**EXERCISE AIM**
Locate every line in the records below that holds the word "verified" and return each one.

Dataset rows describing interfaces
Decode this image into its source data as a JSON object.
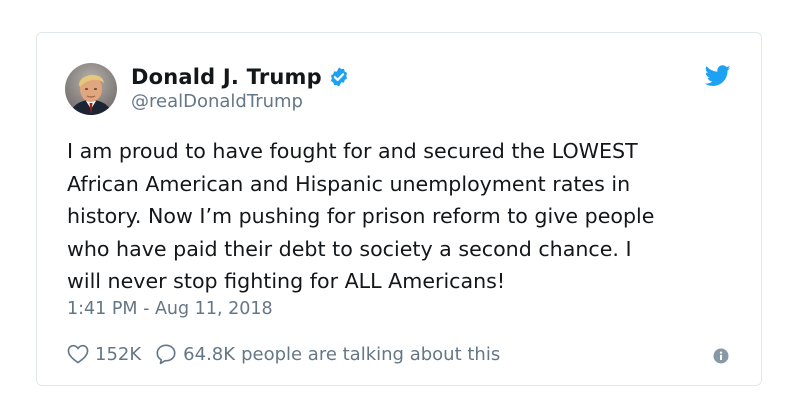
{
  "author": {
    "display_name": "Donald J. Trump",
    "handle": "@realDonaldTrump",
    "verified": true
  },
  "tweet": {
    "text": "I am proud to have fought for and secured the LOWEST\nAfrican American and Hispanic unemployment rates in\nhistory. Now I’m pushing for prison reform to give people\nwho have paid their debt to society a second chance. I\nwill never stop fighting for ALL Americans!",
    "timestamp": "1:41 PM - Aug 11, 2018"
  },
  "engagement": {
    "likes": "152K",
    "replies": "64.8K",
    "replies_suffix": "people are talking about this"
  },
  "icons": {
    "brand": "twitter-bird-icon",
    "verified": "verified-badge-icon",
    "like": "heart-icon",
    "reply": "speech-bubble-icon",
    "info": "info-icon"
  },
  "colors": {
    "brand_blue": "#1da1f2",
    "text_primary": "#14171a",
    "text_secondary": "#657786",
    "border": "#e1e8ed"
  }
}
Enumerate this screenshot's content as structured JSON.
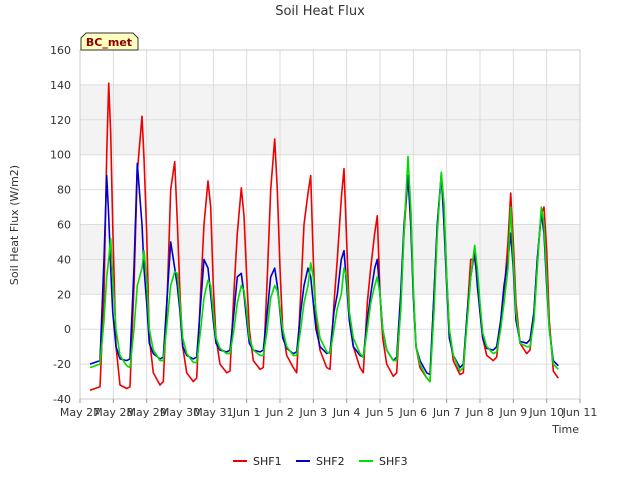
{
  "chart_data": {
    "type": "line",
    "title": "Soil Heat Flux",
    "xlabel": "Time",
    "ylabel": "Soil Heat Flux (W/m2)",
    "site_label": "BC_met",
    "xlim": [
      0,
      15
    ],
    "ylim": [
      -40,
      160
    ],
    "yticks": [
      -40,
      -20,
      0,
      20,
      40,
      60,
      80,
      100,
      120,
      140,
      160
    ],
    "xtick_labels": [
      "May 27",
      "May 28",
      "May 29",
      "May 30",
      "May 31",
      "Jun 1",
      "Jun 2",
      "Jun 3",
      "Jun 4",
      "Jun 5",
      "Jun 6",
      "Jun 7",
      "Jun 8",
      "Jun 9",
      "Jun 10",
      "Jun 11"
    ],
    "x_units": "days since May 27 00:00",
    "grid": true,
    "shaded_bands": [
      [
        20,
        60
      ],
      [
        100,
        140
      ]
    ],
    "legend_placement": "bottom-center",
    "series": [
      {
        "name": "SHF1",
        "color": "#ee0000",
        "x": [
          0.3,
          0.6,
          0.72,
          0.8,
          0.86,
          0.92,
          0.98,
          1.08,
          1.2,
          1.4,
          1.5,
          1.62,
          1.72,
          1.86,
          1.92,
          2.0,
          2.08,
          2.2,
          2.4,
          2.5,
          2.62,
          2.72,
          2.84,
          2.92,
          3.0,
          3.08,
          3.2,
          3.4,
          3.5,
          3.62,
          3.72,
          3.84,
          3.92,
          4.0,
          4.08,
          4.2,
          4.4,
          4.5,
          4.62,
          4.72,
          4.84,
          4.92,
          5.0,
          5.08,
          5.2,
          5.4,
          5.5,
          5.62,
          5.72,
          5.84,
          5.92,
          6.0,
          6.08,
          6.2,
          6.4,
          6.5,
          6.62,
          6.72,
          6.84,
          6.92,
          7.0,
          7.08,
          7.2,
          7.4,
          7.5,
          7.62,
          7.72,
          7.84,
          7.92,
          8.0,
          8.08,
          8.2,
          8.4,
          8.5,
          8.62,
          8.72,
          8.84,
          8.92,
          9.0,
          9.08,
          9.2,
          9.4,
          9.5,
          9.62,
          9.72,
          9.84,
          9.92,
          10.0,
          10.08,
          10.2,
          10.4,
          10.5,
          10.62,
          10.72,
          10.84,
          10.92,
          11.0,
          11.08,
          11.2,
          11.4,
          11.5,
          11.62,
          11.72,
          11.84,
          11.92,
          12.0,
          12.08,
          12.2,
          12.4,
          12.5,
          12.62,
          12.72,
          12.84,
          12.92,
          13.0,
          13.08,
          13.2,
          13.4,
          13.5,
          13.62,
          13.72,
          13.84,
          13.92,
          14.0,
          14.08,
          14.2,
          14.35
        ],
        "y": [
          -35,
          -33,
          20,
          100,
          141,
          112,
          60,
          -10,
          -32,
          -34,
          -33,
          25,
          90,
          122,
          98,
          55,
          -5,
          -25,
          -32,
          -30,
          20,
          80,
          96,
          62,
          20,
          -10,
          -25,
          -30,
          -28,
          22,
          60,
          85,
          70,
          25,
          -5,
          -20,
          -25,
          -24,
          22,
          55,
          81,
          65,
          30,
          0,
          -18,
          -23,
          -22,
          30,
          80,
          109,
          80,
          35,
          0,
          -15,
          -22,
          -25,
          20,
          60,
          78,
          88,
          40,
          5,
          -12,
          -22,
          -23,
          15,
          40,
          75,
          92,
          50,
          10,
          -10,
          -22,
          -25,
          15,
          35,
          55,
          65,
          20,
          -5,
          -20,
          -27,
          -25,
          15,
          55,
          88,
          70,
          20,
          -10,
          -22,
          -28,
          -30,
          20,
          60,
          88,
          70,
          30,
          0,
          -18,
          -26,
          -25,
          10,
          40,
          40,
          30,
          10,
          -5,
          -15,
          -18,
          -16,
          5,
          20,
          50,
          78,
          50,
          15,
          -8,
          -14,
          -12,
          10,
          40,
          66,
          70,
          45,
          5,
          -24,
          -28
        ]
      },
      {
        "name": "SHF2",
        "color": "#0000cc",
        "x": [
          0.3,
          0.6,
          0.72,
          0.8,
          0.86,
          0.92,
          0.98,
          1.08,
          1.2,
          1.4,
          1.5,
          1.62,
          1.72,
          1.86,
          1.92,
          2.0,
          2.08,
          2.2,
          2.4,
          2.5,
          2.62,
          2.72,
          2.84,
          2.92,
          3.0,
          3.08,
          3.2,
          3.4,
          3.5,
          3.62,
          3.72,
          3.84,
          3.92,
          4.0,
          4.08,
          4.2,
          4.4,
          4.5,
          4.62,
          4.72,
          4.84,
          4.92,
          5.0,
          5.08,
          5.2,
          5.4,
          5.5,
          5.62,
          5.72,
          5.84,
          5.92,
          6.0,
          6.08,
          6.2,
          6.4,
          6.5,
          6.62,
          6.72,
          6.84,
          6.92,
          7.0,
          7.08,
          7.2,
          7.4,
          7.5,
          7.62,
          7.72,
          7.84,
          7.92,
          8.0,
          8.08,
          8.2,
          8.4,
          8.5,
          8.62,
          8.72,
          8.84,
          8.92,
          9.0,
          9.08,
          9.2,
          9.4,
          9.5,
          9.62,
          9.72,
          9.84,
          9.92,
          10.0,
          10.08,
          10.2,
          10.4,
          10.5,
          10.62,
          10.72,
          10.84,
          10.92,
          11.0,
          11.08,
          11.2,
          11.4,
          11.5,
          11.62,
          11.72,
          11.84,
          11.92,
          12.0,
          12.08,
          12.2,
          12.4,
          12.5,
          12.62,
          12.72,
          12.84,
          12.92,
          13.0,
          13.08,
          13.2,
          13.4,
          13.5,
          13.62,
          13.72,
          13.84,
          13.92,
          14.0,
          14.08,
          14.2,
          14.35
        ],
        "y": [
          -20,
          -18,
          40,
          88,
          65,
          35,
          10,
          -10,
          -17,
          -18,
          -17,
          35,
          95,
          60,
          35,
          15,
          -8,
          -14,
          -17,
          -16,
          20,
          50,
          35,
          25,
          10,
          -10,
          -15,
          -17,
          -16,
          15,
          40,
          35,
          20,
          5,
          -8,
          -12,
          -13,
          -12,
          10,
          30,
          32,
          20,
          5,
          -8,
          -12,
          -13,
          -12,
          10,
          30,
          35,
          25,
          10,
          -5,
          -11,
          -14,
          -13,
          10,
          25,
          35,
          30,
          15,
          0,
          -10,
          -14,
          -13,
          10,
          20,
          40,
          45,
          25,
          5,
          -10,
          -15,
          -16,
          5,
          20,
          35,
          40,
          20,
          0,
          -12,
          -18,
          -16,
          20,
          60,
          88,
          60,
          20,
          -10,
          -18,
          -25,
          -26,
          20,
          60,
          89,
          60,
          25,
          -5,
          -15,
          -22,
          -20,
          10,
          30,
          45,
          25,
          10,
          -5,
          -11,
          -12,
          -10,
          5,
          25,
          40,
          55,
          35,
          5,
          -7,
          -8,
          -6,
          10,
          40,
          67,
          55,
          25,
          0,
          -18,
          -21
        ]
      },
      {
        "name": "SHF3",
        "color": "#00dd00",
        "x": [
          0.3,
          0.6,
          0.72,
          0.8,
          0.86,
          0.92,
          0.98,
          1.08,
          1.2,
          1.4,
          1.5,
          1.62,
          1.72,
          1.86,
          1.92,
          2.0,
          2.08,
          2.2,
          2.4,
          2.5,
          2.62,
          2.72,
          2.84,
          2.92,
          3.0,
          3.08,
          3.2,
          3.4,
          3.5,
          3.62,
          3.72,
          3.84,
          3.92,
          4.0,
          4.08,
          4.2,
          4.4,
          4.5,
          4.62,
          4.72,
          4.84,
          4.92,
          5.0,
          5.08,
          5.2,
          5.4,
          5.5,
          5.62,
          5.72,
          5.84,
          5.92,
          6.0,
          6.08,
          6.2,
          6.4,
          6.5,
          6.62,
          6.72,
          6.84,
          6.92,
          7.0,
          7.08,
          7.2,
          7.4,
          7.5,
          7.62,
          7.72,
          7.84,
          7.92,
          8.0,
          8.08,
          8.2,
          8.4,
          8.5,
          8.62,
          8.72,
          8.84,
          8.92,
          9.0,
          9.08,
          9.2,
          9.4,
          9.5,
          9.62,
          9.72,
          9.84,
          9.92,
          10.0,
          10.08,
          10.2,
          10.4,
          10.5,
          10.62,
          10.72,
          10.84,
          10.92,
          11.0,
          11.08,
          11.2,
          11.4,
          11.5,
          11.62,
          11.72,
          11.84,
          11.92,
          12.0,
          12.08,
          12.2,
          12.4,
          12.5,
          12.62,
          12.72,
          12.84,
          12.92,
          13.0,
          13.08,
          13.2,
          13.4,
          13.5,
          13.62,
          13.72,
          13.84,
          13.92,
          14.0,
          14.08,
          14.2,
          14.35
        ],
        "y": [
          -22,
          -20,
          5,
          30,
          40,
          52,
          30,
          0,
          -15,
          -21,
          -22,
          0,
          25,
          35,
          45,
          28,
          0,
          -12,
          -18,
          -18,
          5,
          25,
          33,
          32,
          15,
          -5,
          -14,
          -19,
          -19,
          0,
          18,
          28,
          25,
          10,
          -5,
          -11,
          -14,
          -14,
          0,
          15,
          25,
          22,
          10,
          -5,
          -12,
          -15,
          -15,
          0,
          18,
          25,
          22,
          12,
          0,
          -10,
          -15,
          -15,
          0,
          15,
          25,
          38,
          30,
          10,
          -5,
          -13,
          -14,
          0,
          12,
          20,
          35,
          30,
          10,
          -5,
          -14,
          -16,
          0,
          15,
          25,
          30,
          20,
          0,
          -12,
          -18,
          -18,
          10,
          55,
          99,
          70,
          25,
          -10,
          -20,
          -28,
          -30,
          10,
          55,
          90,
          72,
          30,
          0,
          -15,
          -24,
          -22,
          5,
          30,
          48,
          35,
          15,
          -2,
          -10,
          -14,
          -13,
          0,
          15,
          35,
          70,
          40,
          10,
          -8,
          -10,
          -10,
          5,
          35,
          70,
          60,
          30,
          0,
          -20,
          -23
        ]
      }
    ]
  }
}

**WRITTEN ANSWER**
    "verified": true
    "verified": "verified-badge-icon",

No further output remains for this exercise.